I have... thoughts about that.
I'm generally a liberal. In almost every way that a person can be leftist, I am that.
But I support the death penalty.
Well, to clarify, I support capital punishment. I don't support any of the systemic issues that have lead to fatal errors in convictions that caused wrongful deaths along the Green Mile. No person could possibly support that. Our entire criminal justice system needs overhaul and it isn't going to start from the very end of the line.
Bypassing all of the necessary steps required to reform our police culture and criminal justice system - police corruption, antiquated pseudoscience like lie detectors, systemic racism - and skipping straight to abolishing the last ditch possible punishment for the worst crimes one human being can commit against another is the only time I'm going to use the phrase virtue signalling unironically.
There is a place in debate for the death penalty, but not until we reform all the things that LEAD to wrongful convictions. Skipping right to it is like trying to put out a house fire by splashing a bottle of water against the back door.
It does NOTHING to address the core systemic issues that make it an untenable capital solution.
Also, there are justifiable cases for capital punishment (like, entire shelves of true crimes books, full of real life monsters who really lived and really did absolutely unconscionable things, enough to fill SEVERAL shelves in fact) and no one is ever EVER going to convince me that people like John Wayne Gacy, Albert Fish, Richard Ramirez and HH Holmes weren't punished fairly in accordance to their crimes (all of those people they murdered/ate/tortured; in Fish's case, they were small children. He tortured them, mutilated, sexually abused them, ate them, and wrote detailed letters to their families describing what had done and what they tasted like).

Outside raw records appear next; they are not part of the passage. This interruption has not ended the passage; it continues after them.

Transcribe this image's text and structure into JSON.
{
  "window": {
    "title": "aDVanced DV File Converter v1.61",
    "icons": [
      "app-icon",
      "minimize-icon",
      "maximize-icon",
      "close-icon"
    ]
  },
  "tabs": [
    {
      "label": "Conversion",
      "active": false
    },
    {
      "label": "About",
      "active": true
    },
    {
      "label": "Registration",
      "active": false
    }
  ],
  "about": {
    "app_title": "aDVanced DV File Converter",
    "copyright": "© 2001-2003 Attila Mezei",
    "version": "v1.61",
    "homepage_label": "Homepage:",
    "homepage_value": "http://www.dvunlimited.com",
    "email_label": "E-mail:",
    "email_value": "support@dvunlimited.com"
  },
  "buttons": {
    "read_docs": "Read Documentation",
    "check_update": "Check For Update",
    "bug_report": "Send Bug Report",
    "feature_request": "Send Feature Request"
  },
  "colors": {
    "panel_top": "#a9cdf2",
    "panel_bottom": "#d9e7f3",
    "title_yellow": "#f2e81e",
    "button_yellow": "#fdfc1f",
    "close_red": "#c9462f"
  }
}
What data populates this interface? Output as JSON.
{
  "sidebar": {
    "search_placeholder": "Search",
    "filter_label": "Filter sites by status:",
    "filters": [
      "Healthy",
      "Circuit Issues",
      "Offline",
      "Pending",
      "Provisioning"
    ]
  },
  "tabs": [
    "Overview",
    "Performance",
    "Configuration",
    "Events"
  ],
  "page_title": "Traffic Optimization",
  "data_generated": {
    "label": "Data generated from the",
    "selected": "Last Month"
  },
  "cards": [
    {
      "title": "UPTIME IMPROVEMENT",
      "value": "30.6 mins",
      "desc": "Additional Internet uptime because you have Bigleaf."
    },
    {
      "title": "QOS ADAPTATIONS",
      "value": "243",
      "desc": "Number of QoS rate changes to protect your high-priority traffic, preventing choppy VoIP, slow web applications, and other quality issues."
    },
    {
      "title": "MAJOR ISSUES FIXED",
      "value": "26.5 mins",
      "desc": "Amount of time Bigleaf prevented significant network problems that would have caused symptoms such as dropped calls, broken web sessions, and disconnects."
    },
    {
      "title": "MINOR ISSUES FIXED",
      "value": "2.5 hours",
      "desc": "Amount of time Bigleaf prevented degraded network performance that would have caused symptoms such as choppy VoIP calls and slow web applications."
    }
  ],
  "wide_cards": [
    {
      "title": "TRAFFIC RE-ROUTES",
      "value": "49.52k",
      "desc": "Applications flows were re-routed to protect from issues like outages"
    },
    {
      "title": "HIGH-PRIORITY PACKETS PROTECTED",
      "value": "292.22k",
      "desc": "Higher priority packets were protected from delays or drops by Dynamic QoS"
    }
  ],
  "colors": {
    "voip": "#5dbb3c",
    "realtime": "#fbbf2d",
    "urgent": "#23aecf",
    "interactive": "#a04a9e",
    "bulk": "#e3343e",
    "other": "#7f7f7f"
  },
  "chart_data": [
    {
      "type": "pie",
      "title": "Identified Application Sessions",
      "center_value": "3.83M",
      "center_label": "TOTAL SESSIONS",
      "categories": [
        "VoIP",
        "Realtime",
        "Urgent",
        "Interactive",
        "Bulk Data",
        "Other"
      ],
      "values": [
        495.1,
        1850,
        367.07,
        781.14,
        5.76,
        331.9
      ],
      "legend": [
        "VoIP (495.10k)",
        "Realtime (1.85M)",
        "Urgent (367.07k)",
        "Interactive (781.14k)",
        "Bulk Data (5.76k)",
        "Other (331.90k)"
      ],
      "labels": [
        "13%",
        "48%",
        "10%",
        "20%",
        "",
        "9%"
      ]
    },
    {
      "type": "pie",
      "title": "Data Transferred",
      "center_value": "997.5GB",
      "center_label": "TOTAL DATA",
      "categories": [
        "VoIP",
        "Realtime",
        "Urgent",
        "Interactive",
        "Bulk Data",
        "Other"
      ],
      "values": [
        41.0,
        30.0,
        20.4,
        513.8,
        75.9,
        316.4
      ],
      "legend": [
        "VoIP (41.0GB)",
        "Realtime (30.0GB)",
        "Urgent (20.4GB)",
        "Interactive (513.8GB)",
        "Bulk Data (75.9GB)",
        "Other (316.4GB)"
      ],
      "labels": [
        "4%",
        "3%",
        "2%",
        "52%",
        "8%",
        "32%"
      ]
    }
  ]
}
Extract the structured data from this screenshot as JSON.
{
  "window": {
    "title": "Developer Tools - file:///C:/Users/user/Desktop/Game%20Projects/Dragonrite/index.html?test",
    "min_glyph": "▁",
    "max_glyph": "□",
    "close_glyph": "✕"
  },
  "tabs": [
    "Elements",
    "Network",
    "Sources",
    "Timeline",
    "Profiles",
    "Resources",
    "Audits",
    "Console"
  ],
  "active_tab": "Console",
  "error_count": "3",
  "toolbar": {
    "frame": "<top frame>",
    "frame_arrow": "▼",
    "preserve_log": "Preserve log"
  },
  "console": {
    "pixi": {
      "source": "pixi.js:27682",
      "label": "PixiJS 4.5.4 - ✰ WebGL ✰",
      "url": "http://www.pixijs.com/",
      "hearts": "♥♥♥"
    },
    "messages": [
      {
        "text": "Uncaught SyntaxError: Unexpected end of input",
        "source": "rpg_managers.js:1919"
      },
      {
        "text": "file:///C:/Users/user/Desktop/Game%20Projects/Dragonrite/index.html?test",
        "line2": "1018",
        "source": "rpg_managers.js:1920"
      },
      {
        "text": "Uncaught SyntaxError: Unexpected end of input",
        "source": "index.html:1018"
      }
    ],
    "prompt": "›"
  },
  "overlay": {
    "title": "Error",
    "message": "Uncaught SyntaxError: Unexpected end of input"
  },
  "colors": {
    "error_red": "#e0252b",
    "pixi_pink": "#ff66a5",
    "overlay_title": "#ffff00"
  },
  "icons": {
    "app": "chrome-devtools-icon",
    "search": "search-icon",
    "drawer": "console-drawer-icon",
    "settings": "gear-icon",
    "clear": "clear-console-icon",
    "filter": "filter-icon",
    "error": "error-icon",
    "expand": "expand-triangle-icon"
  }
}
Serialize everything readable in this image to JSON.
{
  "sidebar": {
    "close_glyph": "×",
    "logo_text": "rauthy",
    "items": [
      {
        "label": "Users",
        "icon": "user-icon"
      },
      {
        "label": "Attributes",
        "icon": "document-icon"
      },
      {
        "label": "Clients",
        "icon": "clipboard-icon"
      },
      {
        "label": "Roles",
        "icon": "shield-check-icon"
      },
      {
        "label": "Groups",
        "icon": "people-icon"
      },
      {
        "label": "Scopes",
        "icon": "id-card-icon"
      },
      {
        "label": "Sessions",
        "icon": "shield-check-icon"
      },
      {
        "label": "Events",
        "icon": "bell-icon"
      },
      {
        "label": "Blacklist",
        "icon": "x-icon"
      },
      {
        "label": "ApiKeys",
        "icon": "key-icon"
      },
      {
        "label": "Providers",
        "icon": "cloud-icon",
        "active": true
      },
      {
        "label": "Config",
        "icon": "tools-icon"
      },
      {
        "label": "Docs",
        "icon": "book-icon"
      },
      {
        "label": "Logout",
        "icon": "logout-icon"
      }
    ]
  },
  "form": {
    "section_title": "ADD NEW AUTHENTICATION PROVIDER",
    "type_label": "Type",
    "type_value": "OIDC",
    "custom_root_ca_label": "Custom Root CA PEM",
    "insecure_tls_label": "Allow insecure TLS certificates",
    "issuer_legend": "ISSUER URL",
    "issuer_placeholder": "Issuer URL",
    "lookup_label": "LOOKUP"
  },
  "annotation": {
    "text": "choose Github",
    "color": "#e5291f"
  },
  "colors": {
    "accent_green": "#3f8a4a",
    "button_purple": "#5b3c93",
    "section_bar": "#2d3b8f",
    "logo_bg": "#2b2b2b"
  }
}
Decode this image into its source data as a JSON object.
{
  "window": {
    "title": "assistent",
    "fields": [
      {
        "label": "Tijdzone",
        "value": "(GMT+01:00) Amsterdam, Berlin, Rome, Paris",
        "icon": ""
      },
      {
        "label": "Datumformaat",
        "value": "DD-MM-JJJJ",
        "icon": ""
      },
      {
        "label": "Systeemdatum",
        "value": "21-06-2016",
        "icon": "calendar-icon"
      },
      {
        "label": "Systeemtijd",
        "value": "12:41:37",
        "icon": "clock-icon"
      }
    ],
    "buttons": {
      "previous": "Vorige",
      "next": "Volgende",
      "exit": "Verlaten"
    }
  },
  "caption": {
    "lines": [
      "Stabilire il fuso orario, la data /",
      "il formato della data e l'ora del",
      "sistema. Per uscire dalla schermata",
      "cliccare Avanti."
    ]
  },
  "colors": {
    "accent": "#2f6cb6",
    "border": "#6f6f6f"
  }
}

I guess if NH has made the decision to abolish capital punishment that's superficially good, except when you consider how New Hampshire also chafes and pontificates over the prospect of meaningful police reform. Because of that, it just can't ring anything but hollow to me; it's a solution that does NOTHING but placate and divert attention from the problems in our legal and penal systems which created the problem to begin with.